By Sara Manisera
Farmers in the Puglia region are growing hemp to help decontaminate the area surrounding Italy’s largest power plant.
The road into Taranto is dotted with 100-year-old olive trees and low stone houses. The town, in the region of Puglia, is in the heel of the boot-shaped Italian peninsula. “The city between the two seas” straddles the southern Mediterranean, known as the Mar Grande, and a small inlet known as the Mar Piccolo. The air has a heavy metallic scent.
At the edge of town is a farm that has been known, since the 1800s, for its traditional cheeses. People came from all over to buy dairy products handmade in ancient, wood-fired terracotta furnaces. Those days are long gone, owner Vincenzo Fornaro explains, as he stands in a field surrounded by chest-high cannabis plants.
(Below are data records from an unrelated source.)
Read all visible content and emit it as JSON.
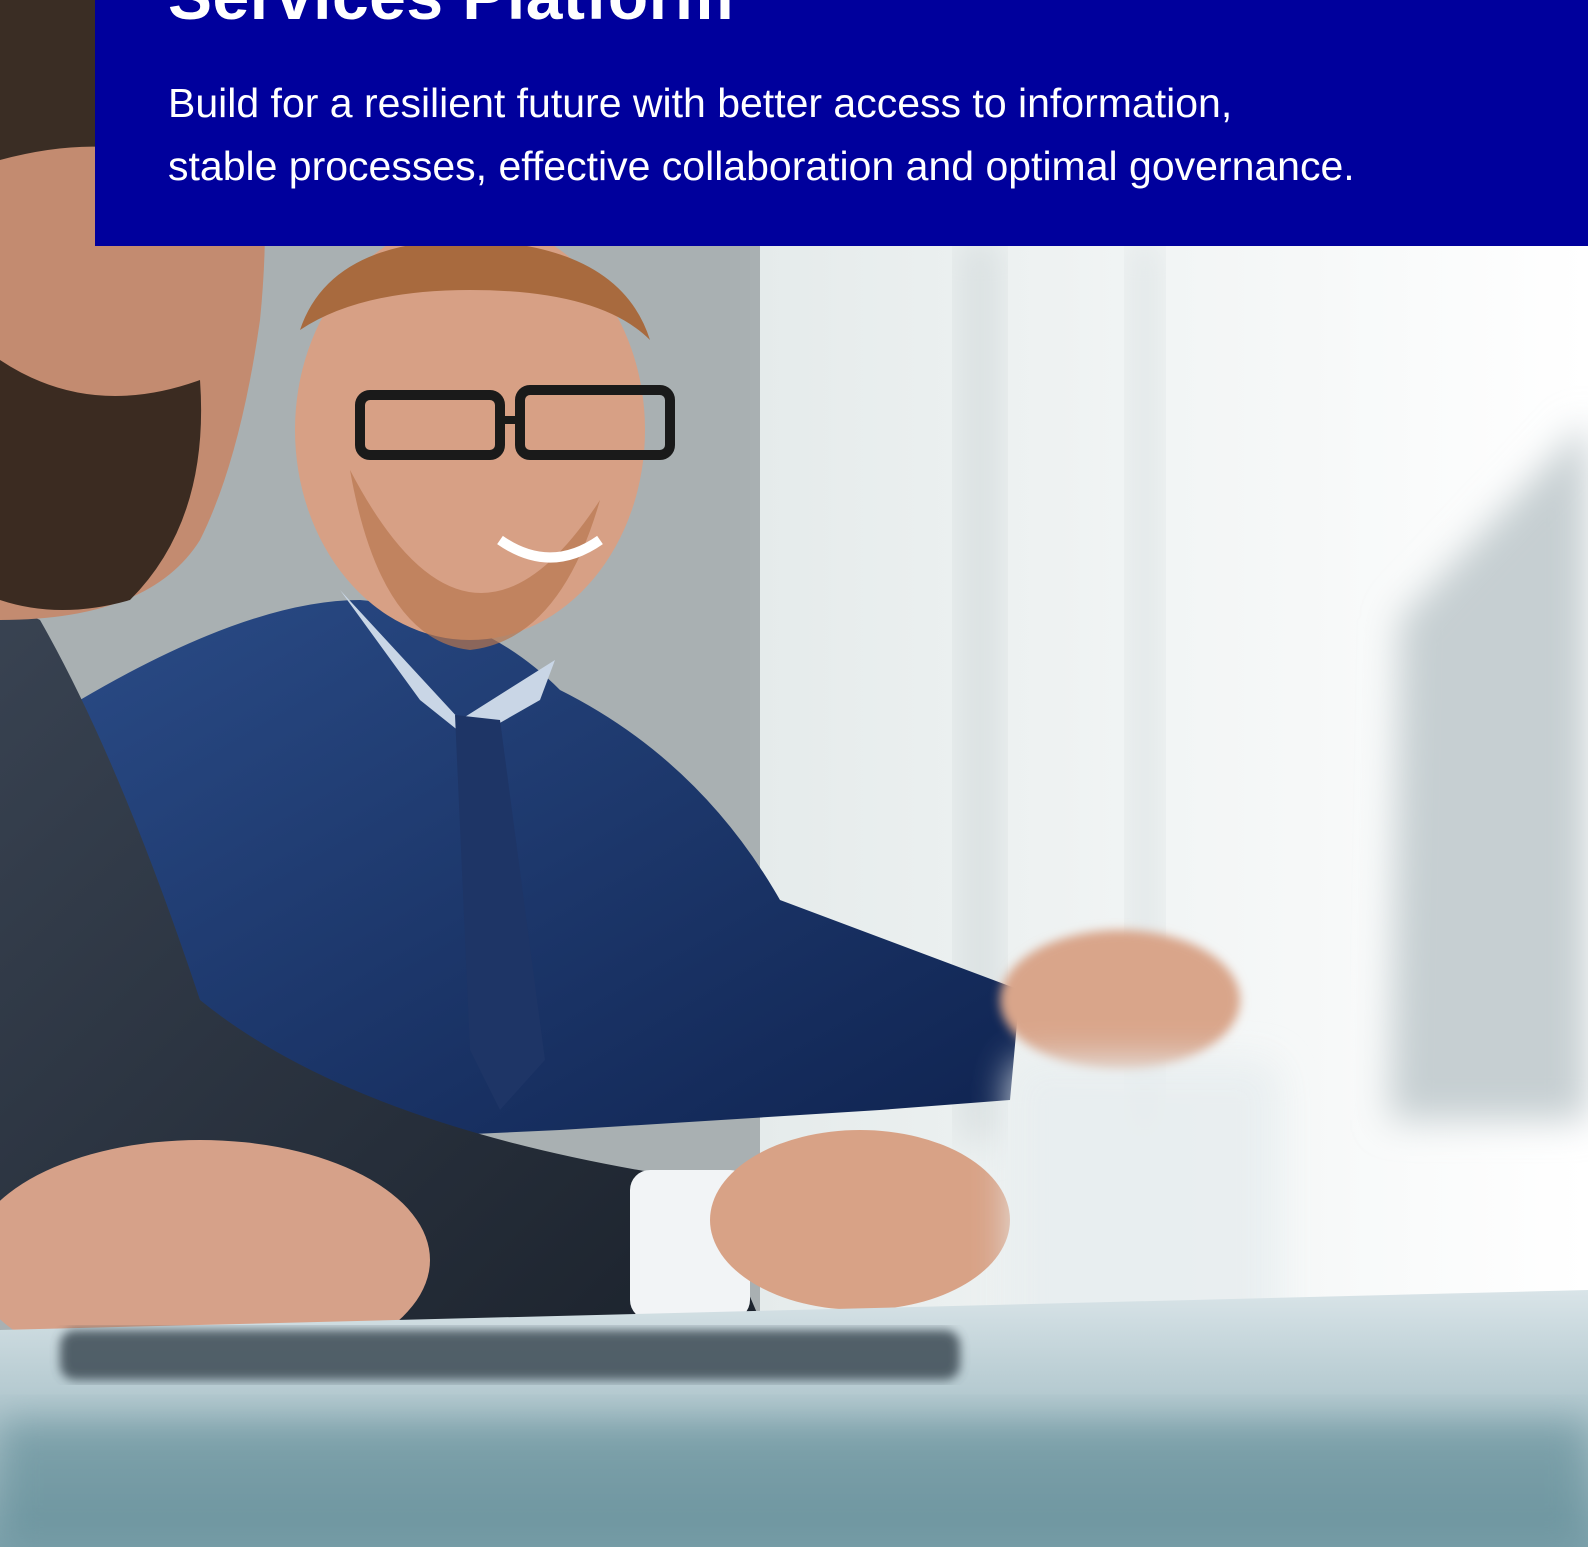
{
  "hero": {
    "title": "Services Platform",
    "subtitle_line1": "Build for a resilient future with better access to information,",
    "subtitle_line2": "stable processes, effective collaboration and optimal governance."
  },
  "colors": {
    "banner_bg": "#00009c",
    "banner_text": "#ffffff"
  }
}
In 2008, local officials forced Fornaro to cull his animals, which were no longer safe for human consumption. They were contaminated with a dangerous cocktail of nickel, lead, and other toxic substances. That was the end of the cheese. The culprit, just over a mile away, is the biggest steel plant in Europe. The cannabis plants have replaced the dairy farm in an attempt to undo the environmental damage.
Fornaro was aware the plant was spewing toxic chemicals into the air and soil, he said, in Italian. “I can see the effects of this horrible factory on me.” When he was 20, he had a kidney removed. He told Italian newspaper La Stampa that his own mother had died after being diagnosed with a tumor.